As a child I remember my mother telling me often about Mahatma Gandhi's assassination. "In one stroke, the entire society had turned anti-Brahmin. There was a mass slaughter of Maharashtrian Brahmins in Pune."This was mainly because, Mahatma Gandhi was shot dead by Nathuram Godse, a Maharashtrian Brahmin. She would then go on to recount how a group of 40 hooligans had landed one fateful night at my paternal grand-father's house in Raigarh District, with the intention of looting and killing everyone in the house. My aunt, i.e. my father's youngest sister had then delivered a baby boy, and it was impossible to escape. But, the family servant 'Dhondu' showed tremendous presence of mind. He managed to take my grand-mother, aunt and one of the uncles' to his small house just minutes before they arrived. And just when the armed men raised their swords to kill my grandfather, a Muslim small time trader, appeared from nowhere and saved him from dying. The story would then end with a moral-" It is your good deeds that help you in difficult situations." Like many small things, the words got registered in my sub-conscious mind. It was much later that I was to understand what it was to be saved by a Muslim.

I grew up and got married. I was in Delhi with my husband and 1 year old daughter in one of the rented houses in New Delhi. But, the story remained somewhere at the back of my mind. And rightly so, the entire narration came rushing to my mind on 31st October 1984 at 10.30 a.m. when the news started pouring in that Mrs. Indira Gandhi had been shot at by her guards. While the official announcement came much later, the general public had sensed the death of the dynamic woman. I had this terrible foreboding that something worse was yet to come just like the ''Gandhi assassination". Without thinking much I told my young part-time maid to go home without washing the utensils.

What happened was a dejavu. A replication of my mother's story. Only the place had changed. And this time, it was not the Maharashtrian Brahmins but Sikhs who were the innocent victims. Suddenly, everybody was everybody's enemy. The next 3-4 days, we witnessed smoke belching out from all four directions. Houses were being burnt without any sense. Suddenly, everybody was everybody's enemy. And that everyone had become a stranger. The 2 Sikh brothers who sold milk at the Mother-Dairy booth were now nobody's friends. Civilization was at the nadir. I am proud that my husband, who was then a young Lieutenant in the Indian Navy, offered to do rounds in the nights with a few more gentlemen in the particular area where we were put up. That was the first time I felt, that civilization was not moving ahead, but was moving backward. For those who don't know, Sikhs have played a major role in India's freedom struggle.

Several years have passed. But things are as bad as ever. Just 2 days ago, I experienced that helplessness again. I happened to enter the classroom, when the students of media told me of the attack on Sri Lankan cricketers. And all at once, I noticed one of my favourite students looking scared and utterly helpless. My stomach churned, when he said,"Someday, the police will take my friends' teasing seriously, and will whisk me away to the police station for being a Muslim."

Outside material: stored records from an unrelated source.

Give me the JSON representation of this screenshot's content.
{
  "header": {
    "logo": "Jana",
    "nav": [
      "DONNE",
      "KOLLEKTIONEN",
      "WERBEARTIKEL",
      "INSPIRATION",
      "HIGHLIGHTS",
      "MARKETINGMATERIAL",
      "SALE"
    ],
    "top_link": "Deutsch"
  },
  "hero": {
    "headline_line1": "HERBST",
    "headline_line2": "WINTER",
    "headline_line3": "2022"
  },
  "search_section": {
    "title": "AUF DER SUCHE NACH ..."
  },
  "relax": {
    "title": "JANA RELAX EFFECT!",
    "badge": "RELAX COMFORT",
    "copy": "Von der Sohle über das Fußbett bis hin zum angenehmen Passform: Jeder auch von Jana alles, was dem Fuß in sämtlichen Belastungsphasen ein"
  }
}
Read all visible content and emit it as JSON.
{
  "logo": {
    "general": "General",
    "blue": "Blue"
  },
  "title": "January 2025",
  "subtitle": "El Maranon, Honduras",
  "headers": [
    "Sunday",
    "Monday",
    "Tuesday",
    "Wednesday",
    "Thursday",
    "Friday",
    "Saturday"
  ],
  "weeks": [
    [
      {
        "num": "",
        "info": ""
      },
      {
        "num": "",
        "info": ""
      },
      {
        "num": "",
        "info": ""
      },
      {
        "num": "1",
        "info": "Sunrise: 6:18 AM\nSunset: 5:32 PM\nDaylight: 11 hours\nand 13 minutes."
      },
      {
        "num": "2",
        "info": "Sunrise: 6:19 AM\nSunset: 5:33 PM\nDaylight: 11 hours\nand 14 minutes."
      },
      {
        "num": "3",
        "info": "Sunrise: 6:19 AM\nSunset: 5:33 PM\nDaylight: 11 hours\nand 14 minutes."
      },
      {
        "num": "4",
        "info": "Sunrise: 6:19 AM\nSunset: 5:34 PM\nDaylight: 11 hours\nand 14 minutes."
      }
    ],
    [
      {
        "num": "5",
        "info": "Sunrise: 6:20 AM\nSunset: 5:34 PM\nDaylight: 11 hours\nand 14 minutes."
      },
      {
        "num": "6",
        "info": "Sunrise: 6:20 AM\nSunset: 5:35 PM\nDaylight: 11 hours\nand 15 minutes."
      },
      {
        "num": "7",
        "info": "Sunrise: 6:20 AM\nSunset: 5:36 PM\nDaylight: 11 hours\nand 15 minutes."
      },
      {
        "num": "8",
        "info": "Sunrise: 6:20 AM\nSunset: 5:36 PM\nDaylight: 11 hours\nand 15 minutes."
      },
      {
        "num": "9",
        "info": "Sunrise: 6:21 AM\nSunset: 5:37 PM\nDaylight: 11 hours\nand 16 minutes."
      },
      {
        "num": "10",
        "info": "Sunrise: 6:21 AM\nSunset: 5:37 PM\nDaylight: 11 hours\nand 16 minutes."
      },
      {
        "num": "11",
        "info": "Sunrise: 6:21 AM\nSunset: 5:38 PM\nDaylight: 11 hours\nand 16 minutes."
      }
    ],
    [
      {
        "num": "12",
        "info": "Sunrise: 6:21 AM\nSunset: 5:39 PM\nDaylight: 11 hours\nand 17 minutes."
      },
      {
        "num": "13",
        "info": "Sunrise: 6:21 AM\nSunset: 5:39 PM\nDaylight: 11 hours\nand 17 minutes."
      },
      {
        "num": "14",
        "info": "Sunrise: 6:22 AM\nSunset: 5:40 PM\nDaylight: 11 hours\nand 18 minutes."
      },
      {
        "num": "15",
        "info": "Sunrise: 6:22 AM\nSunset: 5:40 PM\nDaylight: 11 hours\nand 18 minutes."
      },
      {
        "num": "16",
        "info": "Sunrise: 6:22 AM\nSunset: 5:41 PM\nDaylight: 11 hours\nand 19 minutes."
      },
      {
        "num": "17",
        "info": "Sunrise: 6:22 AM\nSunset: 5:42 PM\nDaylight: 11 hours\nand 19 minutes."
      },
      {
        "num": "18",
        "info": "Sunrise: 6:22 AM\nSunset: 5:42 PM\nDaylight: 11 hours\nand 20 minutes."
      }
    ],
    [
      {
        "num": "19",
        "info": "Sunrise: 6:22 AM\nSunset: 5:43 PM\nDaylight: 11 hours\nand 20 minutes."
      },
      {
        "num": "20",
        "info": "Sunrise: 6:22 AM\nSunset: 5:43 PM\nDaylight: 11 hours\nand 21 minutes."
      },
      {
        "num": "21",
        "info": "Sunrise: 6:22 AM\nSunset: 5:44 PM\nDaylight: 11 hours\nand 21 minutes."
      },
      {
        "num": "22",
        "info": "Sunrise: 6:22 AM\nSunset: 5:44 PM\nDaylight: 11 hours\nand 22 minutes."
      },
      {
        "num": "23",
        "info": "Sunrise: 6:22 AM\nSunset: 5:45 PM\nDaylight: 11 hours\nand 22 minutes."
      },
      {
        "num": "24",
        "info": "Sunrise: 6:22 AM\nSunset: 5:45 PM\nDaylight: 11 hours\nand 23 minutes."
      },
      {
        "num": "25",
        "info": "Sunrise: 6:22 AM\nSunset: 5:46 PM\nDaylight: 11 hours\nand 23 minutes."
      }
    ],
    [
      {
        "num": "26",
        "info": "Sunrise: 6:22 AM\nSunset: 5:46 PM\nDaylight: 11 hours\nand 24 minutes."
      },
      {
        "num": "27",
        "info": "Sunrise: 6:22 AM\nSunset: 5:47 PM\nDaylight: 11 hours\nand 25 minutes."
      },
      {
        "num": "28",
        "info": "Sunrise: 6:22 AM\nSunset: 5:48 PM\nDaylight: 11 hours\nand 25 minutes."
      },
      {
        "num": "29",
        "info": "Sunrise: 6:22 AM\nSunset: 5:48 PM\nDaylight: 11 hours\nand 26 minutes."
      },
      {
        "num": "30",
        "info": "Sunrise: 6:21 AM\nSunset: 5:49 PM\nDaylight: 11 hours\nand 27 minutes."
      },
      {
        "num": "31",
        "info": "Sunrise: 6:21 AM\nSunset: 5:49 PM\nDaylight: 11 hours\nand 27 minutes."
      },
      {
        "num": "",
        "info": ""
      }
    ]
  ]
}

The words haunt me even now, after 2 days. The boy is very nice. I want everything good to happen to him. I sincerely hope, that terrorism comes to an end fast. And only the guilty are punished. O Wise Men all over the world, please come forward and wipe out terrorism from the earth at the earliest possible. So that, the innocent people don't suffer. At the same time,I have just one point to make to my dear student-Rise. Rise, so high that no one will be able to raise a finger at you. You do have Dr. Abdul Kalam and several such illustrious men before you.